Do you know someone in your life who simply never stops talking? Someone who can go on and on without taking a break, leaving you exhausted and drained of energy? If so, then you may have encountered a garrulous person. This term refers to someone who loves to talk, but not necessarily in a productive or meaningful way. Instead, a garrulous person enjoys talking for talking's sake – filling the silence with endless words and chatter. Derived from the Latin word garrire, which means "chattering or prattling," garrulous individuals tend to dominate conversations and may not even realize how much they’re speaking. Despite any attempts to steer the conversation in a different direction or to get a word in edgewise, a garrulous person will continue to talk, leaving you feeling overwhelmed and underheard.
What Do You Call Someone Who Talks a Lot but Does Nothing?
However, there are certainly other terms that come to mind when considering someone who talks a lot but does nothing. One could call them a “windbag”, which typically refers to someone who talks endlessly without making any real points or contributing anything of substance to a conversation. Alternatively, one could call them a “blowhard”, which carries similar connotations of someone who talks a lot but doesn’t back their words up with any actions or accomplishments.

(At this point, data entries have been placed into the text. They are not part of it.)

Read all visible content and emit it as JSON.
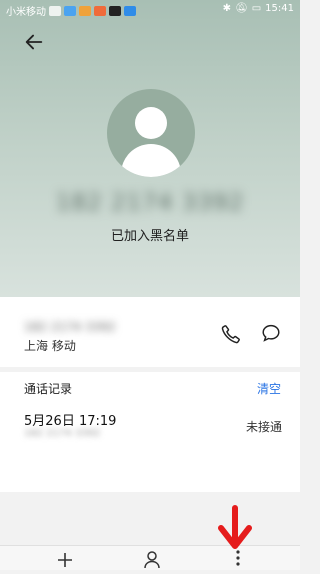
{
  "status_bar": {
    "carrier": "小米移动",
    "battery": "",
    "time": "15:41"
  },
  "contact": {
    "phone_number": "182 2174 3392",
    "status": "已加入黑名单"
  },
  "contact_info": {
    "number_small": "182 2174 3392",
    "location": "上海 移动"
  },
  "call_records": {
    "title": "通话记录",
    "clear_label": "清空",
    "items": [
      {
        "date": "5月26日 17:19",
        "sub": "182 2174 3392",
        "result": "未接通"
      }
    ]
  },
  "icons": {
    "back": "back-arrow-icon",
    "avatar": "default-avatar-icon",
    "call": "phone-icon",
    "message": "message-icon",
    "add": "plus-icon",
    "contact": "person-icon",
    "more": "more-vertical-icon",
    "annotation_arrow": "red-down-arrow-icon"
  },
  "colors": {
    "accent": "#2a74e4",
    "header_bg": "#b9cbc1",
    "annotation": "#e51c1c"
  }
}
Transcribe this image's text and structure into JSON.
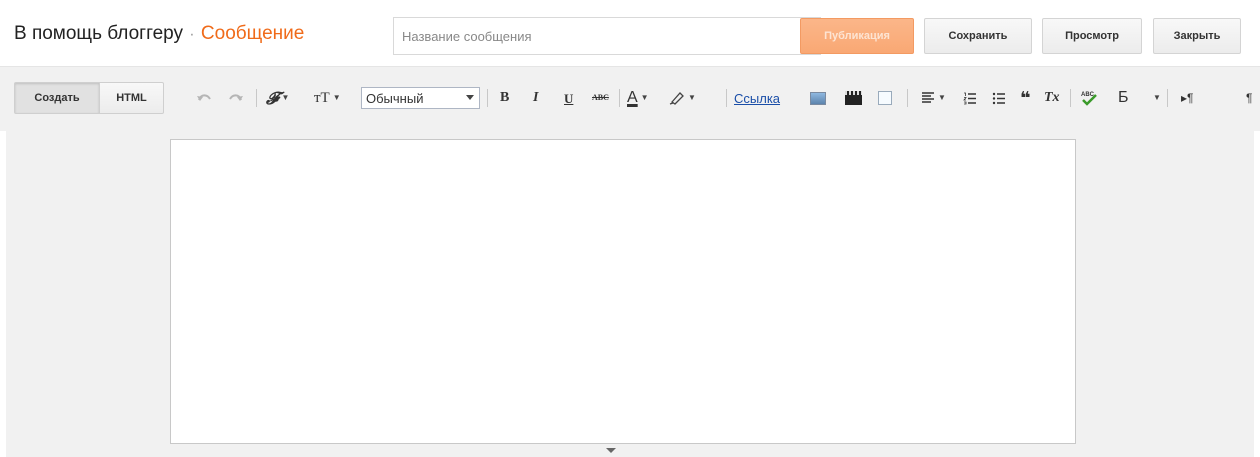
{
  "header": {
    "blog_title": "В помощь блоггеру",
    "separator": "·",
    "section": "Сообщение",
    "title_placeholder": "Название сообщения",
    "buttons": {
      "publish": "Публикация",
      "save": "Сохранить",
      "preview": "Просмотр",
      "close": "Закрыть"
    }
  },
  "toolbar": {
    "mode_create": "Создать",
    "mode_html": "HTML",
    "font_icon": "𝓕",
    "font_size_icon": "тT",
    "format_value": "Обычный",
    "bold": "B",
    "italic": "I",
    "underline": "U",
    "strikethrough": "ABC",
    "text_color": "A",
    "link_label": "Ссылка",
    "quote_icon": "❝",
    "clear_format": "Tx",
    "input_language": "Б",
    "ltr": "▸¶",
    "rtl": "¶"
  },
  "colors": {
    "accent": "#f06b1a",
    "link": "#1a4ea8",
    "toolbar_bg": "#f1f1f1"
  }
}
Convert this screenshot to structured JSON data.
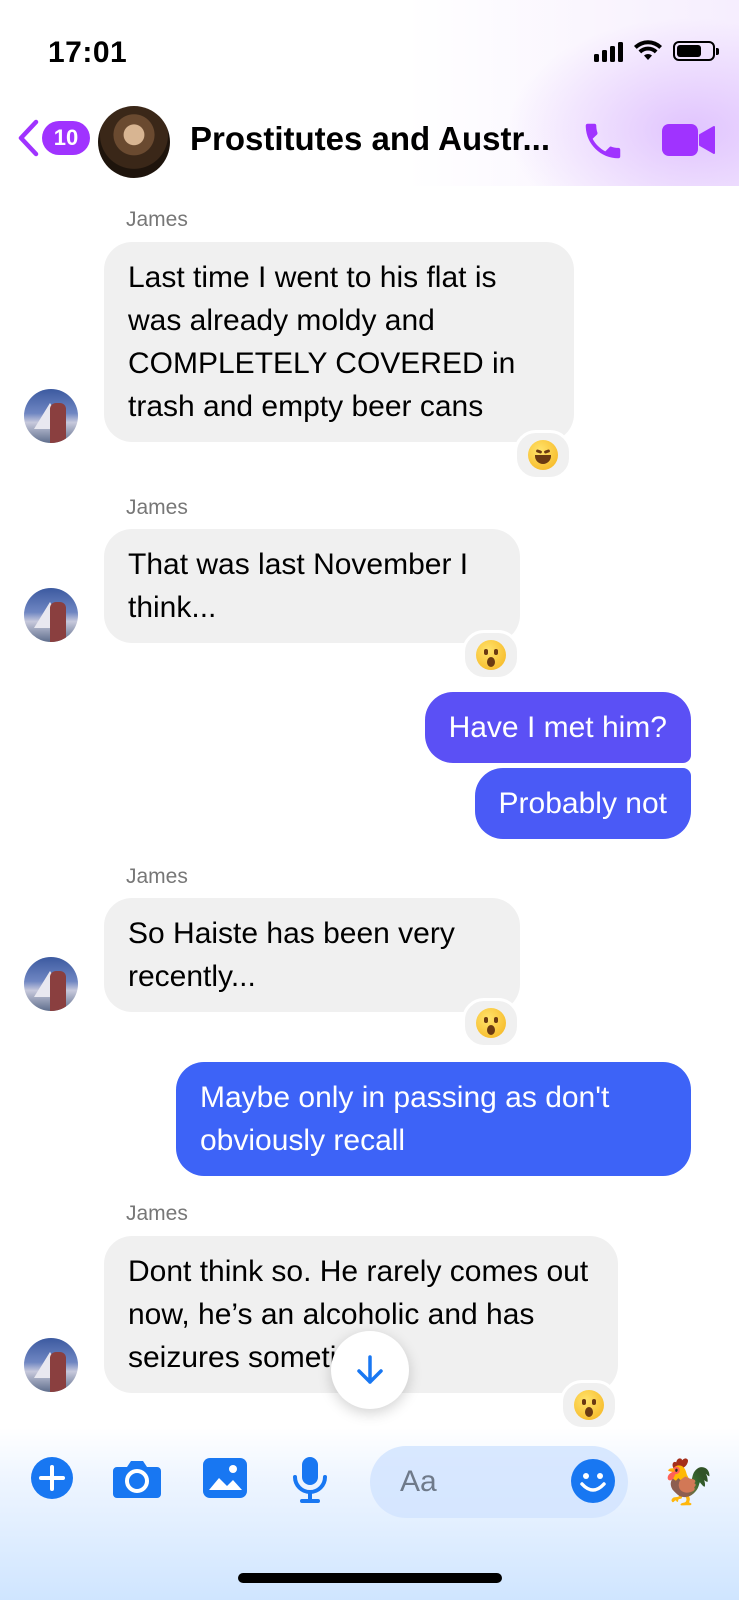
{
  "status_bar": {
    "time": "17:01"
  },
  "header": {
    "back_count": "10",
    "title": "Prostitutes and Austr...",
    "call_icon": "phone-icon",
    "video_icon": "video-camera-icon"
  },
  "messages": [
    {
      "sender": "James",
      "direction": "incoming",
      "text": "Last time I went to his flat is was already moldy and COMPLETELY COVERED in trash and empty beer cans",
      "reaction": "laughing-emoji"
    },
    {
      "sender": "James",
      "direction": "incoming",
      "text": "That was last November I think...",
      "reaction": "surprised-emoji"
    },
    {
      "direction": "outgoing",
      "text": "Have I met him?"
    },
    {
      "direction": "outgoing",
      "text": "Probably not"
    },
    {
      "sender": "James",
      "direction": "incoming",
      "text": "So Haiste has been very recently...",
      "reaction": "surprised-emoji"
    },
    {
      "direction": "outgoing",
      "text": "Maybe only in passing as don't obviously recall"
    },
    {
      "sender": "James",
      "direction": "incoming",
      "text": "Dont think so. He rarely comes out now, he’s an alcoholic and has seizures sometimes",
      "reaction": "surprised-emoji"
    }
  ],
  "composer": {
    "placeholder": "Aa",
    "tools": [
      "plus-icon",
      "camera-icon",
      "image-icon",
      "microphone-icon"
    ],
    "emoji_icon": "smiley-icon",
    "quick_reaction": "🐓"
  },
  "colors": {
    "accent_purple": "#a033ff",
    "outgoing_1": "#5b50f5",
    "outgoing_2": "#3d63f7",
    "incoming_bg": "#f0f0f0",
    "composer_blue": "#1877f2"
  }
}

It’s worth noting, however, that there are many reasons why someone might talk a lot without actually doing anything productive. Some individuals may simply enjoy hearing themselves speak, while others may struggle with anxiety or insecurity and use talking as a way to fill the silence and avoid uncomfortable silences. Regardless of the reason, however, it can be frustrating to deal with someone who seems more interested in talking than in actually doing anything to move a project or conversation forward.
Ultimately, the best way to deal with someone who talks a lot but doesn’t do anything productive is to gently but firmly encourage them to take action and follow through on their words. It can be helpful to set clear expectations and deadlines for any tasks or projects you’re working on together, and to ask specific questions about how they plan to contribute. By creating this kind of accountability, you may be able to help the person move past their talkative tendencies and actually get things done.
At the same time, it’s important to be compassionate and understanding when dealing with someone who talks a lot but doesn’t do anything productive. Many people struggle with various challenges that can make it difficult to take action or follow through on commitments, and it’s important to approach these situations with empathy and kindness. By showing patience and understanding, you may be able to help the person build confidence and motivation, which can in turn help them move from talk to action.
Communication Tactics for Interacting With Someone Who Talks a Lot Without Making Any Real Points or Contributing Anything of Substance to a Conversation
- Listen actively
- Redirect the conversation
- Ask open-ended questions
- Find common ground
- Show empathy
- Politely interrupt
- Change the subject
- Use nonverbal cues
- Set boundaries
- End the conversation politely
What Do You Call a Person Who Talks Constantly?
When it comes to social interactions, there are a plethora of personality traits and quirks that people possess. Some are introverted, preferring the solace of quiet contemplation, while others are extroverted, thriving on the energy of social situations. One trait that can sometimes come off as more annoying than charming is the tendency to talk incessantly. A person who talks constantly is referred to as loquacious, which means they love to gab, talk, and chatter away to anyone who’s willing to listen.
Loquacious people tend to dominate conversations, often ignoring social cues that indicate their listener is uncomfortable or uninterested. They might interrupt others mid-sentence or talk over them, struggling to contain their excitement and enthusiasm about a particular topic. It’s not uncommon for them to change the topic frequently, make wild tangents, or fail to provide adequate context for their statements. In many cases, their loquaciousness stems from a deep-seated need for attention and validation.
Despite their often-exhausting nature, loquacious people can be incredibly entertaining and captivating. They tend to have a vivid imagination and can spin elaborate stories or recite interesting facts that keep their listeners hooked. Loquaciousness can also be a helpful trait in certain professions, such as sales or public speaking, where charisma and persuasion are key. However, it’s important for loquacious people to learn how to read social cues and understand when to tone it down, or risk alienating those around them.
For example, a chatty person is someone who likes to talk in a friendly, informal manner, often elaborating on small talk. A gabby person, on the other hand, might be more talkative than chatty individuals, with a tendency to talk at length and without much prompting from others. Someone who’s voluble is another term that can be used to describe a loquacious person; this means they’ve a lot to say and express themselves in a fluent, clear way.
In conclusion, a garrulous person is often seen as a nuisance in social settings because their incessant talking can be a turn-off to others. Despite this, being garrulous isn’t necessarily a negative trait as it can be a sign of enthusiasm and passion for a specific topic. However, it’s important for garrulous individuals to realize when their talking is becoming excessive and to allow others to engage in the conversation as well. Ultimately, moderation is key when it comes to talking, as it allows for a healthy and enjoyable exchange of ideas between individuals.